hospice care
Posted at 12:08 PM, Feb 07, 2022
and last updated 2022-02-07 14:09:12-05

The COVID-19 pandemic has exposed more families to hospice care and expanded acceptance among those who want to keep their loved ones at home during their final days. But the service is still used more frequently by white Medicare patients than Black patients.

Roughly 41% of Black Medicare beneficiaries who died in 2019 were enrolled in hospice care, compared to 54% of white patients.

David Turner is the executive director of St. Croix Hospice. He's been in the industry for more than a decade, and in that time, he says he's seen some improvement in the number of people of color seeking hospice care. But he says there are some historical and generational reasons why Black Americans may be hesitant to use hospice.

"Just like anything else, when friends and family and church members and people that you socialize (with) are utilizing a service, the more that they use it and talk about it," Turner said.

Turner is part of a small number of people of color in senior management or ownership in the hospice industry. That's something he's working to change, too.

"Part of what I am trying to do is to be the model of that to show people that, hey, this too is a potential career for senior leadership or for people who are interested in expanding into that as an entrepreneur," he said.

Turner has started Black-focused hospice agencies in Detroit and Nashville, and he is looking to expand to Kentucky next.

"I've always said that in hospice, the messenger is as important as the message," Turner said. "If you have a diverse team, and when you're sitting down with that individual or that individual's guardian or family, you understand the cultural ramifications and the spiritual ramifications."

Turner says he sees a lot of referrals for hospice care that doesn't come from doctors. They instead come after the family has received a diagnosis and has gone to see the pastor.

In Nashville, Turner has a pastor of a Black church as part of the hospice leadership team. Partnering with Black pastors is one thing the hospice industry's national trade group recommends to reach more Black patients.

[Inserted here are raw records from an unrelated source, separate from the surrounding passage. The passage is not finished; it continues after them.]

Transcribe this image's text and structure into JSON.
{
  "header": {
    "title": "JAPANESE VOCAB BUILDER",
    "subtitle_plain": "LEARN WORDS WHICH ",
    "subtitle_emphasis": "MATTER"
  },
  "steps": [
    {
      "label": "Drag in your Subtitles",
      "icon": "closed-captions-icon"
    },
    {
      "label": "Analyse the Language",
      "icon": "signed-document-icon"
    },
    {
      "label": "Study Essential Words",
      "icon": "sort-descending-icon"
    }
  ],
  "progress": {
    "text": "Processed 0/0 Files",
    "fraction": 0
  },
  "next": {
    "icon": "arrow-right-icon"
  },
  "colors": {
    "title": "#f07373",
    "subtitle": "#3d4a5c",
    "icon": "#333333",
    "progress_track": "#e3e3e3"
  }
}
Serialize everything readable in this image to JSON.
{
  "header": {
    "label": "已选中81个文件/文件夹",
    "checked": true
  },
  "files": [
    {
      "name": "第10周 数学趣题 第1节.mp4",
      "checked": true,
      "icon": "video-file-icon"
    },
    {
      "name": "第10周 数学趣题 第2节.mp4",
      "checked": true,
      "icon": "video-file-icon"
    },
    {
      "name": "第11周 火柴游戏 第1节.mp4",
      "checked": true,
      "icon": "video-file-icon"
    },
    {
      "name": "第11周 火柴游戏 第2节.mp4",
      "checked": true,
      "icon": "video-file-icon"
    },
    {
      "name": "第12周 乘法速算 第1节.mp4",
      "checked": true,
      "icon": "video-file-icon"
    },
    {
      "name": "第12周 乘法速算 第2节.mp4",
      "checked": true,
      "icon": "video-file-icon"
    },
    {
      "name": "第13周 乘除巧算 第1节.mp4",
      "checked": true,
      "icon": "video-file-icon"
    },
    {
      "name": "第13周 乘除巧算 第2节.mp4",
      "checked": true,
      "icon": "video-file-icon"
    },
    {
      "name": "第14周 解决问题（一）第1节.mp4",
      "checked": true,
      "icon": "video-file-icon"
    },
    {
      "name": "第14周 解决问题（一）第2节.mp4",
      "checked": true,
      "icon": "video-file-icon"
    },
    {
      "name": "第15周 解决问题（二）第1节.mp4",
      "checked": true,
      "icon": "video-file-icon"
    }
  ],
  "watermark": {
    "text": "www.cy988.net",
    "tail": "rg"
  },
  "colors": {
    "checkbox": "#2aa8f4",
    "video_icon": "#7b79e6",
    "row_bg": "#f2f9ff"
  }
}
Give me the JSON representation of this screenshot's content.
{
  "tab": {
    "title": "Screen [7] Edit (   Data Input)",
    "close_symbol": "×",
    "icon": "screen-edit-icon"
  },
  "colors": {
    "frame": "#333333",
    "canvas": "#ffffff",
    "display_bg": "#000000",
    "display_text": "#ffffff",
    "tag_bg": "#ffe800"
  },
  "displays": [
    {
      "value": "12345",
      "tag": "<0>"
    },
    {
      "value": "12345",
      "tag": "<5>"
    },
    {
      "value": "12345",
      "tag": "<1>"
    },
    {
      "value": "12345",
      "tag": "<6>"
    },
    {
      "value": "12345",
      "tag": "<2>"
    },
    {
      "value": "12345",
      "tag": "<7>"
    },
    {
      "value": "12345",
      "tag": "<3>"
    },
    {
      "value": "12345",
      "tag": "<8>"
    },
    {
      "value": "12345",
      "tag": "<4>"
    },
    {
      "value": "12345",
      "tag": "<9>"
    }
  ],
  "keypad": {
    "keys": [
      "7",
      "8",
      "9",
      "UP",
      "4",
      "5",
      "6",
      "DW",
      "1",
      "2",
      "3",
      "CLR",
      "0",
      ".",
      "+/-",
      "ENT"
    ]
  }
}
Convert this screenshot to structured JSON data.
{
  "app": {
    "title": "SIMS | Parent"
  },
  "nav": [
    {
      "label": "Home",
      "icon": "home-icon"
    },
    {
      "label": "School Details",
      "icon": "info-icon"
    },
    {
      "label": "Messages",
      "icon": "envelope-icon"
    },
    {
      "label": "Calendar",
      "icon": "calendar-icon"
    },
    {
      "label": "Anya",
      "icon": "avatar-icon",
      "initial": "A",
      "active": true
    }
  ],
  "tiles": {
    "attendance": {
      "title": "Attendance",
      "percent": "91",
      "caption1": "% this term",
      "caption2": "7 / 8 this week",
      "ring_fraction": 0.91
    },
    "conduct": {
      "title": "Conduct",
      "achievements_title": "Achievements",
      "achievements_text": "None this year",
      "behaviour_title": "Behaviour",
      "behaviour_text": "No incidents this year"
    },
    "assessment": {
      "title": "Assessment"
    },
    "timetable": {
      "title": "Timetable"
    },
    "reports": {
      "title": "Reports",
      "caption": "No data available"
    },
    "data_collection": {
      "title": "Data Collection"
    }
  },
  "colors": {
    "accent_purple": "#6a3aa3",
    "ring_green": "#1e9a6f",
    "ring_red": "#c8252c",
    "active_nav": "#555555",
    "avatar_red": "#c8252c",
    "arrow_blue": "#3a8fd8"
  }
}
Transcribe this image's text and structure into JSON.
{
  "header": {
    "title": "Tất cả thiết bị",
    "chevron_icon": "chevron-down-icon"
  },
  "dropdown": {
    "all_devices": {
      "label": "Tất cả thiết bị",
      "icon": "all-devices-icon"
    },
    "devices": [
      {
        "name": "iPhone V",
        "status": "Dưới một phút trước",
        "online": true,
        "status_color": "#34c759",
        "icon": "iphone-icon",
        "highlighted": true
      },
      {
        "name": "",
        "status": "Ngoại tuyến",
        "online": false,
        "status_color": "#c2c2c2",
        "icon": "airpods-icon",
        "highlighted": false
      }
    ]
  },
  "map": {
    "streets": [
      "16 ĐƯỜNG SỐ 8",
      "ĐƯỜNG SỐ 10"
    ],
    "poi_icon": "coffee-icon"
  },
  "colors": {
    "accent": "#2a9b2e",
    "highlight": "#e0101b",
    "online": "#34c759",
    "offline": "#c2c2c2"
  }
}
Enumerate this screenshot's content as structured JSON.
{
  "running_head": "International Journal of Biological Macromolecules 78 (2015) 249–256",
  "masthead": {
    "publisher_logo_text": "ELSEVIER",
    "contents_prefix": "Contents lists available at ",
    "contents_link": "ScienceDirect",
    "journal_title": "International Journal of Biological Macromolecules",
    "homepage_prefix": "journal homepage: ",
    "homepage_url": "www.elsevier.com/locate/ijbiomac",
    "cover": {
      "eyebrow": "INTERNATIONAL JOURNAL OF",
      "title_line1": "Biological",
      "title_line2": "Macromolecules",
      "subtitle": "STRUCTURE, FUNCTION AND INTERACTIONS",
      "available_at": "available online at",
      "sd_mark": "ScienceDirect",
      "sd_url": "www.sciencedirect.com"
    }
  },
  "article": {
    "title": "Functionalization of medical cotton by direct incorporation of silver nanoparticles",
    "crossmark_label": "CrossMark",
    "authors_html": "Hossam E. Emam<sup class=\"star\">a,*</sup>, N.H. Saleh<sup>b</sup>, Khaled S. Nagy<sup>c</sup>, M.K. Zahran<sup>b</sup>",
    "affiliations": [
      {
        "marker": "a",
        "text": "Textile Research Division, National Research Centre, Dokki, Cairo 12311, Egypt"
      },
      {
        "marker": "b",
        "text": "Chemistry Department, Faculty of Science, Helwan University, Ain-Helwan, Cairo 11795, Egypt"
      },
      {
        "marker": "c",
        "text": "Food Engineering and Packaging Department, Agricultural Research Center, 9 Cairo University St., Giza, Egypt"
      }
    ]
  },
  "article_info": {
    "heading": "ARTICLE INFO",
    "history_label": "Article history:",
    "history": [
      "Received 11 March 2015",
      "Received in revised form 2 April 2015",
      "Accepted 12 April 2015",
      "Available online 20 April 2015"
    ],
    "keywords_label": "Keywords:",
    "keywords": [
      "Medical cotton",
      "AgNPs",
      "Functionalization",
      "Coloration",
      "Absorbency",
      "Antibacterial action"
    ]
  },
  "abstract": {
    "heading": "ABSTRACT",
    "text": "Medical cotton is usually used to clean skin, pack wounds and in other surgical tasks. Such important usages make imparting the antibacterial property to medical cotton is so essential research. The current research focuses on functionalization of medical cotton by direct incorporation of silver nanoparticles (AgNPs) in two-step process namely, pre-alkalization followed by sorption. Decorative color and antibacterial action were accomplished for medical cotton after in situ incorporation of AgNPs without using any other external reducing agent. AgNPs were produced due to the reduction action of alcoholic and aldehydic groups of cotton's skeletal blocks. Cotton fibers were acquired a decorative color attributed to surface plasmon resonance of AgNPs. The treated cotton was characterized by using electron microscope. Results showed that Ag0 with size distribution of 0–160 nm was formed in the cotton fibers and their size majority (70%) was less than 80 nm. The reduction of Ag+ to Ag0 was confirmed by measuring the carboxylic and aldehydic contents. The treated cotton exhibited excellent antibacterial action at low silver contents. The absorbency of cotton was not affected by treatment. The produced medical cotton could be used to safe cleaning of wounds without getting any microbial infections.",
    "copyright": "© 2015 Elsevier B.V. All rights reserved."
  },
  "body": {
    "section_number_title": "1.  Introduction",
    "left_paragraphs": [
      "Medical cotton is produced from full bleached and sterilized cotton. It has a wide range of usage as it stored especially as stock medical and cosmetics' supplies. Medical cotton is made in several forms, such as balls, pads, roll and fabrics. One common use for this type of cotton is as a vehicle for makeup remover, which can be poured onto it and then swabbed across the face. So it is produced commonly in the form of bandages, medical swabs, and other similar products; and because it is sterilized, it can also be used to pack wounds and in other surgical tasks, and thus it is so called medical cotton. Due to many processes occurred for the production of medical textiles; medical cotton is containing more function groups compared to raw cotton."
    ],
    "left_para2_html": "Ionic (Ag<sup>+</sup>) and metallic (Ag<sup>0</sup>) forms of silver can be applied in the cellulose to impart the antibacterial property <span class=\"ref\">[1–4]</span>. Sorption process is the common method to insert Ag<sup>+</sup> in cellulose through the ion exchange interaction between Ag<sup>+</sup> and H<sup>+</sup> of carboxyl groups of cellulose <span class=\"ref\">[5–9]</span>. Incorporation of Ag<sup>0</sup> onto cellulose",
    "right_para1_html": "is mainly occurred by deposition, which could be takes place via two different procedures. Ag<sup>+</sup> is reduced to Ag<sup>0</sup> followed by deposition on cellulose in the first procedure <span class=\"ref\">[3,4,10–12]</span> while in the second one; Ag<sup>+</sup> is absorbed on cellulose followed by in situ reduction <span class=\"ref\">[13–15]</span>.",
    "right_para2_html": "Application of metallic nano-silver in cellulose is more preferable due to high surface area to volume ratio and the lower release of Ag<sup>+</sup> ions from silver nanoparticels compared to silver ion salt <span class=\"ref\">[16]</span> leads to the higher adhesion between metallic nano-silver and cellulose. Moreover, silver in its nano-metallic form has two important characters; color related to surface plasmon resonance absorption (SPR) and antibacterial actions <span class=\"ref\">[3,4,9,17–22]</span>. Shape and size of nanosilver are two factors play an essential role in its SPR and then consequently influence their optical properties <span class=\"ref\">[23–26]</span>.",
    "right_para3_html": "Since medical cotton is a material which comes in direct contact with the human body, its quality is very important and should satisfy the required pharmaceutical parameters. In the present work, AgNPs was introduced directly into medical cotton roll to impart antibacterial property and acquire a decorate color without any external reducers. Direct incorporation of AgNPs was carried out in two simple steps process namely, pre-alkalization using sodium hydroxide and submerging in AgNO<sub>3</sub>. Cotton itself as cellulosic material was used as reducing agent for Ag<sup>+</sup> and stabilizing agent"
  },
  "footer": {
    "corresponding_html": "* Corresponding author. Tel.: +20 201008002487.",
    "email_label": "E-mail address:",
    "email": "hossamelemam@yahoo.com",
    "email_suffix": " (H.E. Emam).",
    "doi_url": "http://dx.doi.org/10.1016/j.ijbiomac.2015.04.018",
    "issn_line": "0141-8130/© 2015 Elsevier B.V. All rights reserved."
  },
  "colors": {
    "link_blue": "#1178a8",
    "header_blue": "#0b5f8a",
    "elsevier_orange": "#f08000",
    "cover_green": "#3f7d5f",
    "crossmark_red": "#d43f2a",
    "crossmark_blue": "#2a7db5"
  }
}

It released a diversity and inclusion guide this year that also recommends the hiring of more Black nurses.